* Work to complete
Every line of the data should be written out exactly, with the pictures left out.

--- Task material Enclosed Below ---

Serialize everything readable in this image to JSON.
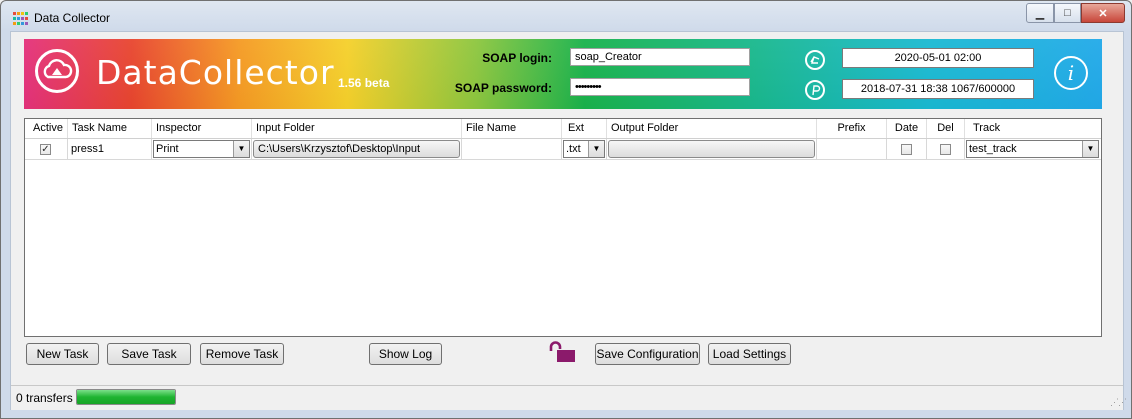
{
  "window": {
    "title": "Data Collector",
    "min_glyph": "▁",
    "max_glyph": "□",
    "close_glyph": "✕"
  },
  "banner": {
    "app_name": "DataCollector",
    "version": "1.56 beta",
    "soap_login_label": "SOAP login:",
    "soap_login_value": "soap_Creator",
    "soap_password_label": "SOAP password:",
    "soap_password_value": "•••••••••",
    "date1": "2020-05-01 02:00",
    "date2": "2018-07-31 18:38  1067/600000",
    "info_glyph": "i"
  },
  "grid": {
    "columns": [
      "Active",
      "Task Name",
      "Inspector",
      "Input Folder",
      "File Name",
      "Ext",
      "Output Folder",
      "Prefix",
      "Date",
      "Del",
      "Track"
    ],
    "rows": [
      {
        "active": "✓",
        "task_name": "press1",
        "inspector": "Print",
        "input_folder": "C:\\Users\\Krzysztof\\Desktop\\Input",
        "file_name": "",
        "ext": ".txt",
        "output_folder": "",
        "prefix": "",
        "date": "",
        "del": "",
        "track": "test_track"
      }
    ]
  },
  "buttons": {
    "new_task": "New Task",
    "save_task": "Save Task",
    "remove_task": "Remove Task",
    "show_log": "Show Log",
    "save_configuration": "Save Configuration",
    "load_settings": "Load Settings"
  },
  "status": {
    "transfers": "0 transfers",
    "progress": 1.0
  },
  "colors": {
    "lock": "#8b1a6b",
    "progress": "#1fb432",
    "close": "#c8463a"
  }
}
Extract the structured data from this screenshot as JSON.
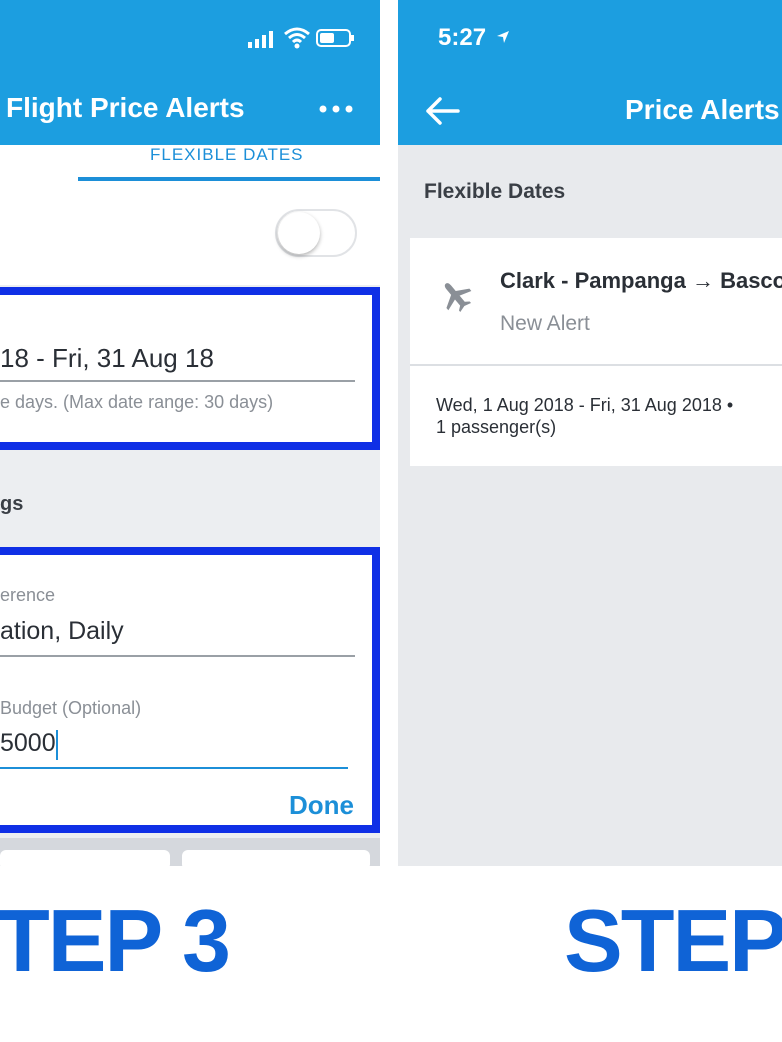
{
  "left": {
    "title": "Flight Price Alerts",
    "tab": "FLEXIBLE DATES",
    "date_value": "18 - Fri, 31 Aug 18",
    "date_hint": "e days. (Max date range: 30 days)",
    "section": "gs",
    "pref_label": "erence",
    "pref_value": "ation, Daily",
    "budget_label": "Budget (Optional)",
    "budget_value": "5000",
    "done": "Done",
    "step": "TEP 3"
  },
  "right": {
    "time": "5:27",
    "title": "Price Alerts",
    "section": "Flexible Dates",
    "route": "Clark - Pampanga → Basco",
    "status": "New Alert",
    "dates": "Wed, 1 Aug 2018 - Fri, 31 Aug 2018 •",
    "passengers": "1 passenger(s)",
    "step": "STEP"
  },
  "colors": {
    "brand": "#1c9ee0",
    "highlight": "#0f2fe6",
    "step_text": "#0f63d6"
  },
  "icons": [
    "signal-icon",
    "wifi-icon",
    "battery-icon",
    "more-icon",
    "location-arrow-icon",
    "back-arrow-icon",
    "airplane-icon"
  ]
}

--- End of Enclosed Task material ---

* Answer section
Serialize everything readable in this image to JSON.
{
  "window": {
    "title": "Data Collector",
    "min_glyph": "▁",
    "max_glyph": "□",
    "close_glyph": "✕"
  },
  "banner": {
    "app_name": "DataCollector",
    "version": "1.56 beta",
    "soap_login_label": "SOAP login:",
    "soap_login_value": "soap_Creator",
    "soap_password_label": "SOAP password:",
    "soap_password_value": "•••••••••",
    "date1": "2020-05-01 02:00",
    "date2": "2018-07-31 18:38  1067/600000",
    "info_glyph": "i"
  },
  "grid": {
    "columns": [
      "Active",
      "Task Name",
      "Inspector",
      "Input Folder",
      "File Name",
      "Ext",
      "Output Folder",
      "Prefix",
      "Date",
      "Del",
      "Track"
    ],
    "rows": [
      {
        "active": "✓",
        "task_name": "press1",
        "inspector": "Print",
        "input_folder": "C:\\Users\\Krzysztof\\Desktop\\Input",
        "file_name": "",
        "ext": ".txt",
        "output_folder": "",
        "prefix": "",
        "date": "",
        "del": "",
        "track": "test_track"
      }
    ]
  },
  "buttons": {
    "new_task": "New Task",
    "save_task": "Save Task",
    "remove_task": "Remove Task",
    "show_log": "Show Log",
    "save_configuration": "Save Configuration",
    "load_settings": "Load Settings"
  },
  "status": {
    "transfers": "0 transfers",
    "progress": 1.0
  },
  "colors": {
    "lock": "#8b1a6b",
    "progress": "#1fb432",
    "close": "#c8463a"
  }
}
Extract the structured data from this screenshot as JSON.
{
  "left": {
    "title": "Flight Price Alerts",
    "tab": "FLEXIBLE DATES",
    "date_value": "18 - Fri, 31 Aug 18",
    "date_hint": "e days. (Max date range: 30 days)",
    "section": "gs",
    "pref_label": "erence",
    "pref_value": "ation, Daily",
    "budget_label": "Budget (Optional)",
    "budget_value": "5000",
    "done": "Done",
    "step": "TEP 3"
  },
  "right": {
    "time": "5:27",
    "title": "Price Alerts",
    "section": "Flexible Dates",
    "route": "Clark - Pampanga → Basco",
    "status": "New Alert",
    "dates": "Wed, 1 Aug 2018 - Fri, 31 Aug 2018 •",
    "passengers": "1 passenger(s)",
    "step": "STEP"
  },
  "colors": {
    "brand": "#1c9ee0",
    "highlight": "#0f2fe6",
    "step_text": "#0f63d6"
  },
  "icons": [
    "signal-icon",
    "wifi-icon",
    "battery-icon",
    "more-icon",
    "location-arrow-icon",
    "back-arrow-icon",
    "airplane-icon"
  ]
}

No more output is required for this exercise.